*Website and app data records*
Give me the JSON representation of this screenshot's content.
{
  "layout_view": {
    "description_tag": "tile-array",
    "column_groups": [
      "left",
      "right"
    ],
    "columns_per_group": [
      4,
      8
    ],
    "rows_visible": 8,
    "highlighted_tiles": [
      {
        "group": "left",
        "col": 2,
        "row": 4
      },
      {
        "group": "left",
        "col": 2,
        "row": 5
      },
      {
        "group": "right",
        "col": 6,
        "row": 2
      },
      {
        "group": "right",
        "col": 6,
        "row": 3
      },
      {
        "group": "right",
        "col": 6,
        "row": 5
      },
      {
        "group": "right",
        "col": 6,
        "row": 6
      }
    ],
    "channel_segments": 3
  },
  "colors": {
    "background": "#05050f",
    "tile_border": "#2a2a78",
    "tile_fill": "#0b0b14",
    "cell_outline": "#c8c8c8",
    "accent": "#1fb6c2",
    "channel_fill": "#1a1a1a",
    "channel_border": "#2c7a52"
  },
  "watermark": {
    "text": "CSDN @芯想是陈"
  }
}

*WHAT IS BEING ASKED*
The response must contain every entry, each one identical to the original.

*RESULT OF THE TASK*
Give me the JSON representation of this screenshot's content.
{
  "layout_view": {
    "description_tag": "tile-array",
    "column_groups": [
      "left",
      "right"
    ],
    "columns_per_group": [
      4,
      8
    ],
    "rows_visible": 8,
    "highlighted_tiles": [
      {
        "group": "left",
        "col": 2,
        "row": 4
      },
      {
        "group": "left",
        "col": 2,
        "row": 5
      },
      {
        "group": "right",
        "col": 6,
        "row": 2
      },
      {
        "group": "right",
        "col": 6,
        "row": 3
      },
      {
        "group": "right",
        "col": 6,
        "row": 5
      },
      {
        "group": "right",
        "col": 6,
        "row": 6
      }
    ],
    "channel_segments": 3
  },
  "colors": {
    "background": "#05050f",
    "tile_border": "#2a2a78",
    "tile_fill": "#0b0b14",
    "cell_outline": "#c8c8c8",
    "accent": "#1fb6c2",
    "channel_fill": "#1a1a1a",
    "channel_border": "#2c7a52"
  },
  "watermark": {
    "text": "CSDN @芯想是陈"
  }
}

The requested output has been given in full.